“We definitely have the feeling that a lot more stuff is moving into automation, moving into lights-out operation of machinery,” says Dolipski. “People are not looking for manual set-ups, the cheapest of the cheap. They want equipment they can operate without people there.”
That approach has been quite common in Europe for years, but is now taking hold in the States. “U.S. companies didn’t want to pay for it if they didn’t have to,” says Linders. “Today, they seem to be much more willing to pay for at least some level of automation in order to supplement the lack of personnel. They take the more mundane operations, automate that, and reduce personnel requirements and take the operator and put him in a position to make better use of his capabilities.”
Of course, it isn’t just service centers dealing with an absence of personnel. “I’m having a real problem finding general labor, and I’ve never had that problem before,” says Tony Allor, CEO of Allor Manufacturing and Plesh Industries, Brighton, Mich.
Shortages in general are the rule throughout the metals supply chain. The ever-climbing steel price has been driven by an absence of material, one that hampers the equipment makers’ ability to deliver as quickly as in the past. “Availability is a bit of a headache, but I think we have enough suppliers we’ve been able to overcome that,” Allor says.

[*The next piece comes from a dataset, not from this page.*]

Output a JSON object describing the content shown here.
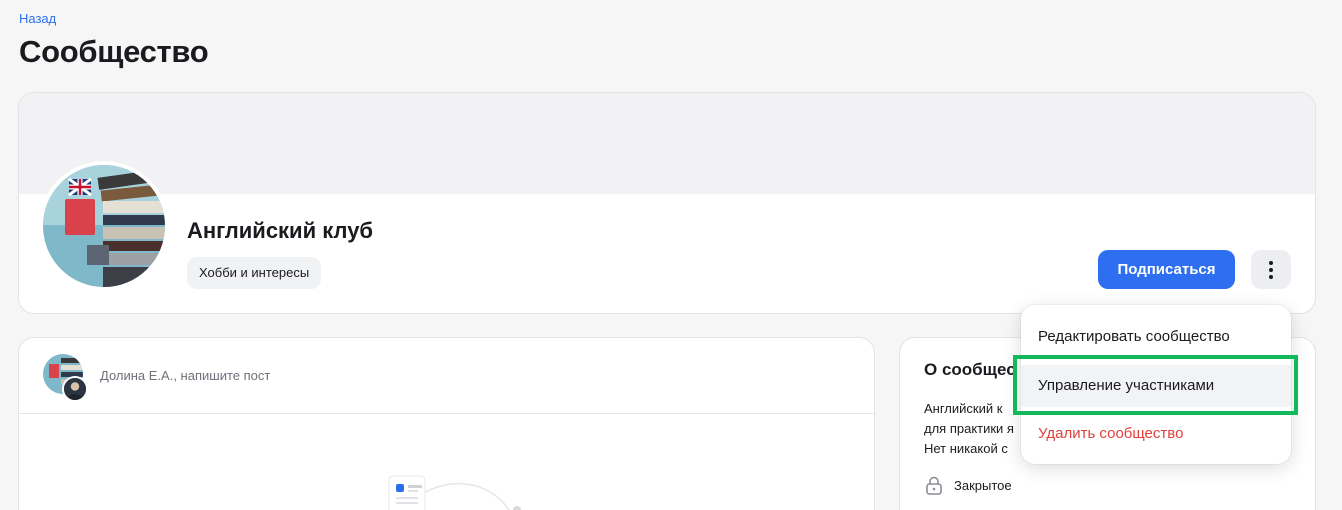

It’s made more difficult when customers have demands that may not be completely realistic. “Everybody wants it now,” says Kadilak. “We’ve had some inquiries that are 100 percent for real, but if you give them a long lead time, it almost knocks you out of the running. Not only are they looking to buy something, they’re looking to buy something now. They don’t want long delivery times.”

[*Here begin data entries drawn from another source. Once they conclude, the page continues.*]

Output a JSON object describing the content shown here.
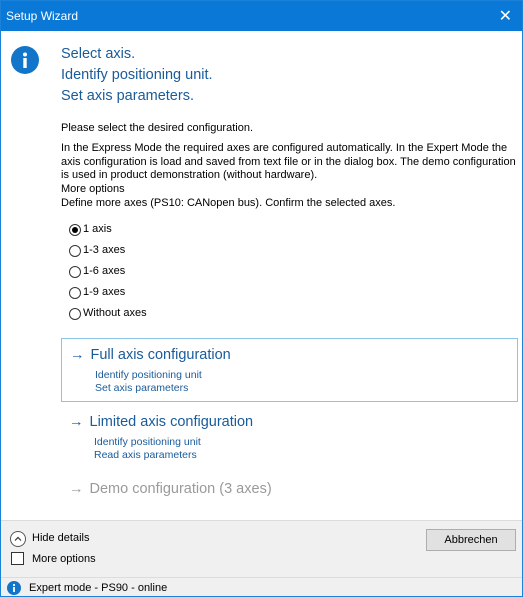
{
  "window": {
    "title": "Setup Wizard",
    "close_glyph": "✕"
  },
  "header": {
    "icon": "info-icon",
    "line1": "Select axis.",
    "line2": "Identify positioning unit.",
    "line3": "Set axis parameters."
  },
  "body": {
    "prompt": "Please select the desired configuration.",
    "description": "In the Express Mode the required axes are configured automatically. In the Expert Mode the axis configuration is load and saved from text file or in the dialog box. The demo configuration is used in product demonstration (without hardware).",
    "more_options_heading": "More options",
    "more_options_text": "Define more axes (PS10: CANopen bus). Confirm the selected axes."
  },
  "axis_options": [
    {
      "label": "1 axis",
      "checked": true
    },
    {
      "label": "1-3 axes",
      "checked": false
    },
    {
      "label": "1-6 axes",
      "checked": false
    },
    {
      "label": "1-9 axes",
      "checked": false
    },
    {
      "label": "Without axes",
      "checked": false
    }
  ],
  "commands": {
    "full": {
      "arrow": "→",
      "label": "Full axis configuration",
      "sub1": "Identify positioning unit",
      "sub2": "Set axis parameters"
    },
    "limited": {
      "arrow": "→",
      "label": "Limited axis configuration",
      "sub1": "Identify positioning unit",
      "sub2": "Read axis parameters"
    },
    "demo": {
      "arrow": "→",
      "label": "Demo configuration (3 axes)",
      "enabled": false
    }
  },
  "footer": {
    "hide_details_label": "Hide details",
    "more_options_label": "More options",
    "more_options_checked": false,
    "cancel_label": "Abbrechen"
  },
  "status": {
    "icon": "info-icon",
    "text": "Expert mode - PS90 - online"
  },
  "colors": {
    "titlebar": "#0a78d7",
    "accent_text": "#1a5b9a",
    "info_icon": "#1275c9",
    "disabled_text": "#9a9a9a"
  }
}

But that may be unavoidable given the constraints plaguing so many business segments. “As anyone who’s opened a newspaper lately knows, supply chains around the world are shaky. If wafer boards shut down Ford, you’ve got to think a little company like ours is going to have problems,” says Brown. “We’ve made some good bets, but it highlights the vulnerabilities.”
However, those vulnerabilities present some opportunities. “I’m getting the feeling that my customers want to strengthen and/or relook at how they’re doing business, because they don’t want to have something from China or Europe that’s now stuck because the ports are closed,” says Allor. “That’s a good thing for the American manufacturing industry.”
A few other trends the industry is following include the ongoing push downstream by service center operators. “They’re looking for ways to reinvent themselves with stamping, laser cutting and so on,” says Swenson. “The traditional ways of making money by processing and doing a buy-resell, they’re changing. Service centers are probably making less money in processing per ton than they did 40 years ago.”
Buoying the market for traditional coil processing equipment is the continued push toward higher-strength steels, which come with their own set of challenges.
“People may use old pieces of equipment and survive, but long-term there is going to be a lot of replacement equipment. As newer pieces of equipment hit the market, people are going to see the advantages of building a dedicated high-strength slitting or cut-to-length lines and that will change people’s minds,” says Baker.
Hovering over everything is the price of steel, which is both a boon and a concern for most equipment makers. That service center profits are growing in this market makes this a nice time to sell equipment, though steel is also a major material in the construction of this equipment, pushing their costs higher.
“It’s a double-edged sword. We’re consuming the products they sell, so they understand our price point is changing. But it does make the gap between quote and purchase a little harder to jump sometimes,” says Clark.Caption:
Empty service centers are pushing companies to develop more automated equipment.
(Photo courtesy Butech Bliss)